by Francis Dixon
(Scripture Portion: Daniel 11:30-45)

This study is based upon the last part of Daniel 11:32 as it is recorded in the King James Version. Three ideas are contained in this verse. There is the thought of knowing God, being strong and doing exploits. God’s people are characterised by what they know, what they are and what they do. Believers (Christians) are different from worldly and unconverted people in these three respects – in the matter of knowing, being and doing. Notice that these three characteristics of the child of God are related, for only as we know God can we be strong; and only as we are strong can we undertake exploits in the name of the Lord. Conversely, if we are not doing exploits for God it is because we are not strong; and if we are not strong it is because we do not know God well enough. In this study we shall examine the three ideas in Daniel 11:32.


It is not enough to know about Him. It is possible to know much about the Lord, His nature and attributes, and yet not to know Him personally. We can, of course, only come to know God through the Lord Jesus Christ – look up and compare Job 22:21; John 14:6; 17:3. This is the initial sense in which we come to know God as our loving heavenly Father through faith in the Lord Jesus Christ as our Saviour; but we must go on to know Him progressively, for there are degrees of knowing Him, as John 14:9 and Philippians 3:10 indicate. How do we really get to know God?

  1. We get to know Him as we spend time in communion and in fellowship with Him. We can only really get to know anyone by spending time in his or her presence, and we can only really get to know God as we spend time alone with Him and cultivate fellowship and friendship with Him – as Enoch did (Genesis 5:22-24).
  2. We get to know Him as we listen to Him speaking to us. When friends get together they talk and listen to one another, and thus they get to know one another; and as we wait in the presence of God regularly, He speaks to us in and through His Word, and we hear His voice and, like Mary, really come to know Him – look up Luke 10:38-42.
  3. We get to know Him by speaking to Him. Fellowship is mutual; it is not a one-sided affair, and when we come into the presence of the Lord and open our hearts and our lips to Him we get to know Him, as David did (Psalm 55:16-17); and as Daniel did (Daniel 6:10).
  4. We get to know Him by observing His ways of working.
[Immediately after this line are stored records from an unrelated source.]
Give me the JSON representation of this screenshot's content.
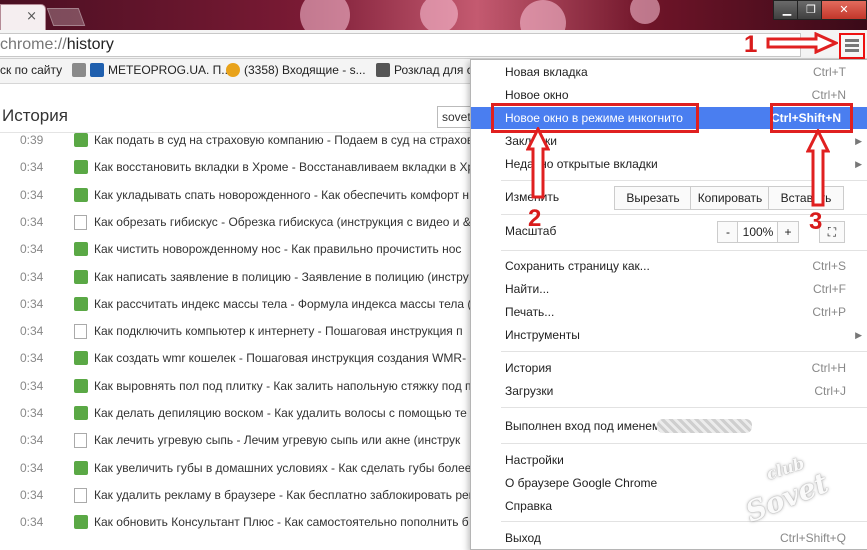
{
  "window": {
    "minimize_glyph": "▁",
    "restore_glyph": "❐",
    "close_glyph": "✕"
  },
  "tab": {
    "close_glyph": "×"
  },
  "address": {
    "scheme": "chrome://",
    "path": "history"
  },
  "bookmarks": [
    {
      "label": "ск по сайту",
      "icon": "cloud-icon",
      "color": "#8a8a8a"
    },
    {
      "label": "METEOPROG.UA. П...",
      "icon": "meteoprog-icon",
      "color": "#1f5fae"
    },
    {
      "label": "(3358) Входящие - s...",
      "icon": "mail-at-icon",
      "color": "#e8a21a"
    },
    {
      "label": "Розклад для с...",
      "icon": "train-icon",
      "color": "#555555"
    }
  ],
  "history": {
    "title": "История",
    "search_value": "sovet",
    "rows": [
      {
        "time": "0:39",
        "icon": "green",
        "text": "Как подать в суд на страховую компанию - Подаем в суд на страховую"
      },
      {
        "time": "0:34",
        "icon": "green",
        "text": "Как восстановить вкладки в Хроме - Восстанавливаем вкладки в Хроме"
      },
      {
        "time": "0:34",
        "icon": "green",
        "text": "Как укладывать спать новорожденного - Как обеспечить комфорт н"
      },
      {
        "time": "0:34",
        "icon": "page",
        "text": "Как обрезать гибискус - Обрезка гибискуса (инструкция с видео и &"
      },
      {
        "time": "0:34",
        "icon": "green",
        "text": "Как чистить новорожденному нос - Как правильно прочистить нос"
      },
      {
        "time": "0:34",
        "icon": "green",
        "text": "Как написать заявление в полицию - Заявление в полицию (инстру"
      },
      {
        "time": "0:34",
        "icon": "green",
        "text": "Как рассчитать индекс массы тела - Формула индекса массы тела ("
      },
      {
        "time": "0:34",
        "icon": "page",
        "text": "Как подключить компьютер к интернету - Пошаговая инструкция п"
      },
      {
        "time": "0:34",
        "icon": "green",
        "text": "Как создать wmr кошелек - Пошаговая инструкция создания WMR-"
      },
      {
        "time": "0:34",
        "icon": "green",
        "text": "Как выровнять пол под плитку - Как залить напольную стяжку под п"
      },
      {
        "time": "0:34",
        "icon": "green",
        "text": "Как делать депиляцию воском - Как удалить волосы с помощью те"
      },
      {
        "time": "0:34",
        "icon": "page",
        "text": "Как лечить угревую сыпь - Лечим угревую сыпь или акне (инструк"
      },
      {
        "time": "0:34",
        "icon": "green",
        "text": "Как увеличить губы в домашних условиях - Как сделать губы более"
      },
      {
        "time": "0:34",
        "icon": "page",
        "text": "Как удалить рекламу в браузере - Как бесплатно заблокировать рек"
      },
      {
        "time": "0:34",
        "icon": "green",
        "text": "Как обновить Консультант Плюс - Как самостоятельно пополнить б"
      }
    ]
  },
  "menu": {
    "new_tab": {
      "label": "Новая вкладка",
      "shortcut": "Ctrl+T"
    },
    "new_window": {
      "label": "Новое окно",
      "shortcut": "Ctrl+N"
    },
    "incognito": {
      "label": "Новое окно в режиме инкогнито",
      "shortcut": "Ctrl+Shift+N"
    },
    "bookmarks": {
      "label": "Закладки"
    },
    "recent_tabs": {
      "label": "Недавно открытые вкладки"
    },
    "edit": {
      "label": "Изменить",
      "cut": "Вырезать",
      "copy": "Копировать",
      "paste": "Вставить"
    },
    "zoom": {
      "label": "Масштаб",
      "minus": "-",
      "value": "100%",
      "plus": "+"
    },
    "save_page": {
      "label": "Сохранить страницу как...",
      "shortcut": "Ctrl+S"
    },
    "find": {
      "label": "Найти...",
      "shortcut": "Ctrl+F"
    },
    "print": {
      "label": "Печать...",
      "shortcut": "Ctrl+P"
    },
    "tools": {
      "label": "Инструменты"
    },
    "history": {
      "label": "История",
      "shortcut": "Ctrl+H"
    },
    "downloads": {
      "label": "Загрузки",
      "shortcut": "Ctrl+J"
    },
    "signed_in": {
      "label": "Выполнен вход под именем"
    },
    "settings": {
      "label": "Настройки"
    },
    "about": {
      "label": "О браузере Google Chrome"
    },
    "help": {
      "label": "Справка"
    },
    "exit": {
      "label": "Выход",
      "shortcut": "Ctrl+Shift+Q"
    }
  },
  "annotations": {
    "n1": "1",
    "n2": "2",
    "n3": "3",
    "color": "#e02020"
  },
  "watermark": {
    "line1": "club",
    "line2": "Sovet"
  }
}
We get to know God as we see what He does and how He does it, and in this respect we can only get to know Him gradually in the daily paths of practical experience as we follow on to know Him – look up Hosea 6:3 KJV, and compare 2 Peter 3:18.
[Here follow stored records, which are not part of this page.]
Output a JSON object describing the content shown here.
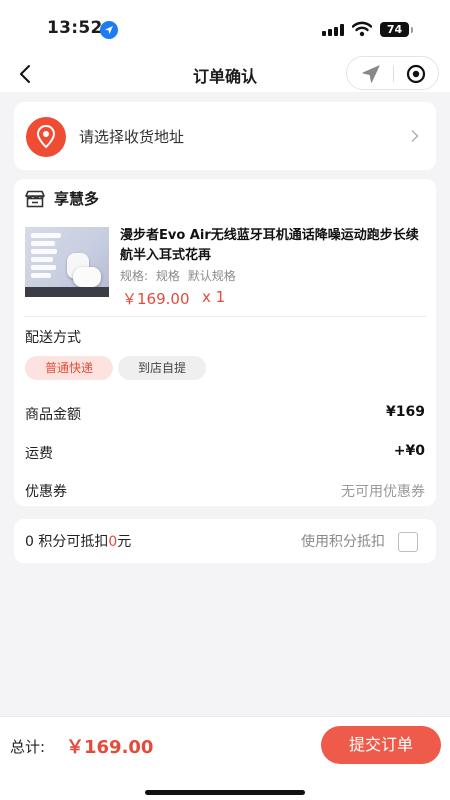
{
  "status_bar": {
    "time": "13:52",
    "battery": "74"
  },
  "nav": {
    "title": "订单确认"
  },
  "address": {
    "placeholder_text": "请选择收货地址",
    "icon": "location-pin-icon",
    "accent": "#ef4c34"
  },
  "shop": {
    "name": "享慧多",
    "icon": "store-icon"
  },
  "product": {
    "title": "漫步者Evo Air无线蓝牙耳机通话降噪运动跑步长续航半入耳式花再",
    "spec_label": "规格:",
    "spec_key": "规格",
    "spec_value": "默认规格",
    "price": "￥169.00",
    "quantity": "x 1"
  },
  "delivery": {
    "label": "配送方式",
    "options": [
      {
        "label": "普通快递",
        "selected": true
      },
      {
        "label": "到店自提",
        "selected": false
      }
    ]
  },
  "summary": [
    {
      "label": "商品金额",
      "value": "¥169"
    },
    {
      "label": "运费",
      "value": "+¥0"
    },
    {
      "label": "优惠券",
      "value": "无可用优惠券"
    }
  ],
  "points": {
    "count": "0",
    "text_before": " 积分可抵扣",
    "deduct_amount": "0",
    "text_after": "元",
    "use_label": "使用积分抵扣",
    "checked": false
  },
  "footer": {
    "total_label": "总计:",
    "total_value": "￥169.00",
    "submit_label": "提交订单"
  },
  "colors": {
    "accent_red": "#e34b3b",
    "button_red": "#ee5b4a",
    "background": "#f4f4f6"
  }
}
All this should make us ask ourselves: How much do I know Him? For the measure of our knowing…will determine the measure of our being…and our doing!
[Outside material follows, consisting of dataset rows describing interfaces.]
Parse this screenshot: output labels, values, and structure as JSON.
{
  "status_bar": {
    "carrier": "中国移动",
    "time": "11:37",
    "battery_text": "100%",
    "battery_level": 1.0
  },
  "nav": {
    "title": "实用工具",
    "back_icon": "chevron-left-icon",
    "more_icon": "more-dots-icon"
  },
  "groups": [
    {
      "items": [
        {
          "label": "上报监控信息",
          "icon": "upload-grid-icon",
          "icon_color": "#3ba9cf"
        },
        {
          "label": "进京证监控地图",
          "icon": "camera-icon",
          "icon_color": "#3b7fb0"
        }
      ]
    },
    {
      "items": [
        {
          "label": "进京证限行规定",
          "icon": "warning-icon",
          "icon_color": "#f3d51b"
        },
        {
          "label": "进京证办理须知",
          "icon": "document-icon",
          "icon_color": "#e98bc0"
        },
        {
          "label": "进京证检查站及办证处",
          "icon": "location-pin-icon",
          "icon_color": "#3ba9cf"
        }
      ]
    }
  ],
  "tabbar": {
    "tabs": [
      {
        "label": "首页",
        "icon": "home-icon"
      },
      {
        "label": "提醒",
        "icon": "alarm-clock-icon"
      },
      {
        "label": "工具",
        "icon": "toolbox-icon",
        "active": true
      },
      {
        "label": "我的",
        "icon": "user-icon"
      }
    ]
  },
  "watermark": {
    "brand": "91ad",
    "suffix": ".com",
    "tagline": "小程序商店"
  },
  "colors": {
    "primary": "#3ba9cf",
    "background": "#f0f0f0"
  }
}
Yes, and the more we know Him the stronger we shall be. Shall we be strong physically? We should remember that He is the source of our physical life as well as of our spiritual life. Shall we be strong morally? Yes – as Daniel was when he was cast into the lions’ den; and as Shadrach, Meshach and Abednego were when they were cast into the fiery furnace. Shall we be strong spiritually? Yes – look up Ephesians 6:10. As we go on to know the Lord:

  1. We shall become stronger in our confidence in Him. We shall be filled with a holy assurance; we shall “know” – look up Job 19:25; Romans 8:28; 2 Timothy 1:12. We shall have confidence in God and His enabling to endure in adversity, trial, sorrow and any kind of affliction.
  2. We shall become stronger in our power to meet and overcome temptation and evil. How weak we are sometimes! Why? Because we do not know the Lord enough; but as we get to know Him better we shall receive more power to meet and to overcome those things that are displeasing to Him – look up Acts 1:8.
  3. We shall become stronger in our ability to be a strength to others. A Christian once prayed, “Lord, make me as Thine arm, upon which the troubled and tried can lean!” Is that the kind of prayer we should pray and that God will answer? Indeed it is!

Thus, as we know God we become strong – look up Isaiah 40:28-31. And when we are strong, then what happens?


An exploit is: “A heroic deed of achievement”; a great and daring feat. The Bible is full of illustrations of men and women who did exploits for God. Think of Gideon and his 300 (Judges 7:19-23); Samson (Judges 14:5-6); Elijah on Carmel (1 Kings 18:36-39); and see God’s picture gallery of the heroes of faith in Hebrews 11. Think also of the apostles and the early Christians who hazarded their lives for the name of the Lord (Acts 15:26), and turned the world upside down (Acts 17:6)! If we really know God and are thereby made strong in Him, we also shall do exploits, and we shall do them in two ways:

  1. By prayer. We shall find ourselves walking in the footsteps of men like George Muller and Hudson Taylor, who by prayer alone “moved the arm that rules the world”.
  2. By Witnessing. We shall find ourselves walking in the footsteps of the early Christians, whose hearts were so full of the love of Christ that their lips were constantly filled with the message of the gospel as they went from place to place witnessing to the power and grace of God.